Material for this task |
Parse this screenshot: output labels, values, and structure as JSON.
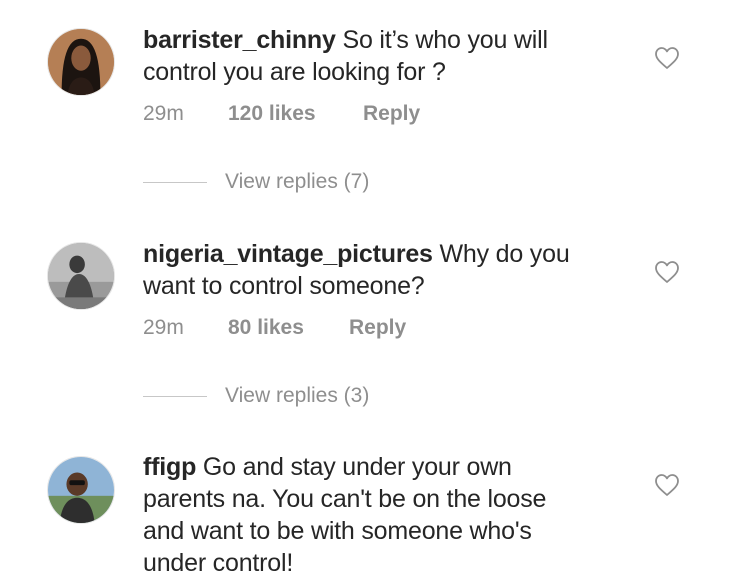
{
  "colors": {
    "text": "#262626",
    "secondary": "#8e8e8e",
    "divider": "#c7c7c7",
    "background": "#ffffff"
  },
  "comments": [
    {
      "username": "barrister_chinny",
      "text_line1": " So it’s who you will",
      "text_line2": "control you are looking for ?",
      "time": "29m",
      "likes": "120 likes",
      "reply": "Reply",
      "view_replies": "View replies (7)",
      "avatar_icon": "profile-photo",
      "like_icon": "heart-outline-icon"
    },
    {
      "username": "nigeria_vintage_pictures",
      "text_line1": " Why do you",
      "text_line2": "want to control someone?",
      "time": "29m",
      "likes": "80 likes",
      "reply": "Reply",
      "view_replies": "View replies (3)",
      "avatar_icon": "profile-photo",
      "like_icon": "heart-outline-icon"
    },
    {
      "username": "ffigp",
      "text_line1": " Go and stay under your own",
      "text_line2": "parents na. You can't be on the loose",
      "text_line3": "and want to be with someone who's",
      "text_line4": "under control!",
      "avatar_icon": "profile-photo",
      "like_icon": "heart-outline-icon"
    }
  ]
}
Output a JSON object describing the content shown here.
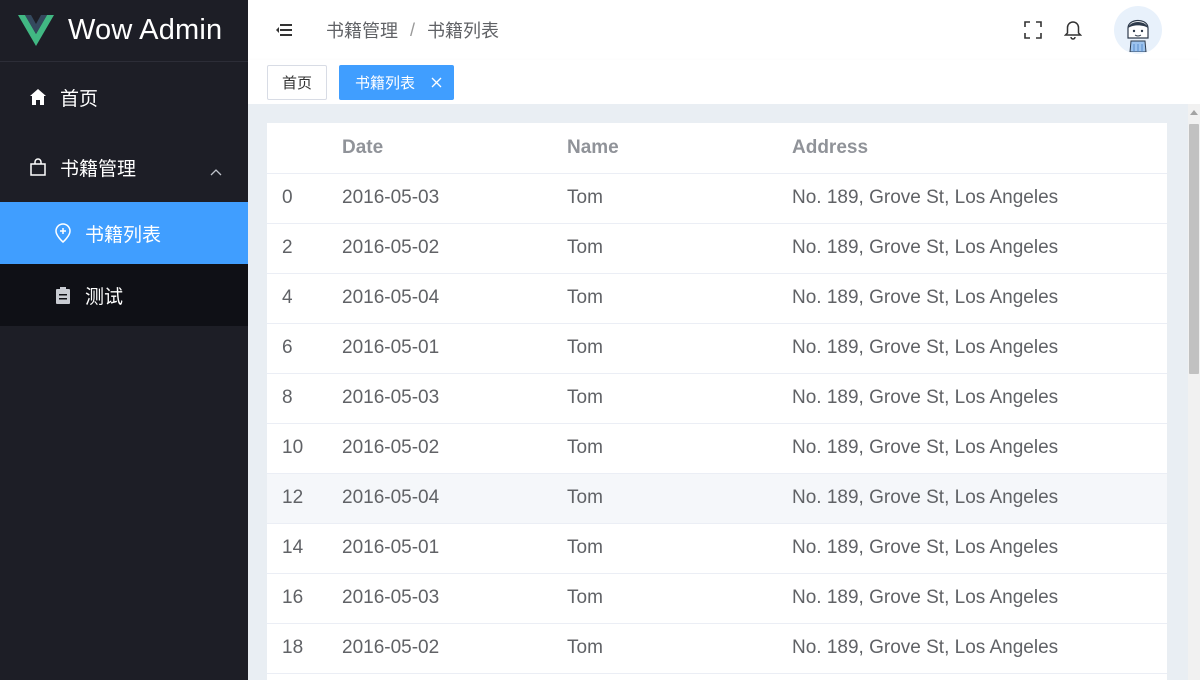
{
  "app": {
    "title": "Wow Admin"
  },
  "sidebar": {
    "home_label": "首页",
    "group_label": "书籍管理",
    "sub_items": [
      {
        "label": "书籍列表",
        "active": true
      },
      {
        "label": "测试",
        "active": false
      }
    ]
  },
  "header": {
    "breadcrumb": [
      "书籍管理",
      "书籍列表"
    ],
    "separator": "/"
  },
  "tags": {
    "home": "首页",
    "active": "书籍列表"
  },
  "table": {
    "columns": [
      "",
      "Date",
      "Name",
      "Address"
    ],
    "rows": [
      [
        "0",
        "2016-05-03",
        "Tom",
        "No. 189, Grove St, Los Angeles"
      ],
      [
        "2",
        "2016-05-02",
        "Tom",
        "No. 189, Grove St, Los Angeles"
      ],
      [
        "4",
        "2016-05-04",
        "Tom",
        "No. 189, Grove St, Los Angeles"
      ],
      [
        "6",
        "2016-05-01",
        "Tom",
        "No. 189, Grove St, Los Angeles"
      ],
      [
        "8",
        "2016-05-03",
        "Tom",
        "No. 189, Grove St, Los Angeles"
      ],
      [
        "10",
        "2016-05-02",
        "Tom",
        "No. 189, Grove St, Los Angeles"
      ],
      [
        "12",
        "2016-05-04",
        "Tom",
        "No. 189, Grove St, Los Angeles"
      ],
      [
        "14",
        "2016-05-01",
        "Tom",
        "No. 189, Grove St, Los Angeles"
      ],
      [
        "16",
        "2016-05-03",
        "Tom",
        "No. 189, Grove St, Los Angeles"
      ],
      [
        "18",
        "2016-05-02",
        "Tom",
        "No. 189, Grove St, Los Angeles"
      ]
    ],
    "hovered_row": 6
  },
  "colors": {
    "sidebar_bg": "#1d1e26",
    "accent": "#409eff",
    "logo_green": "#41b883",
    "logo_dark": "#34495e"
  }
}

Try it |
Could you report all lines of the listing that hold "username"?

Result for this exercise |
      "username": "barrister_chinny",
      "username": "nigeria_vintage_pictures",
      "username": "ffigp",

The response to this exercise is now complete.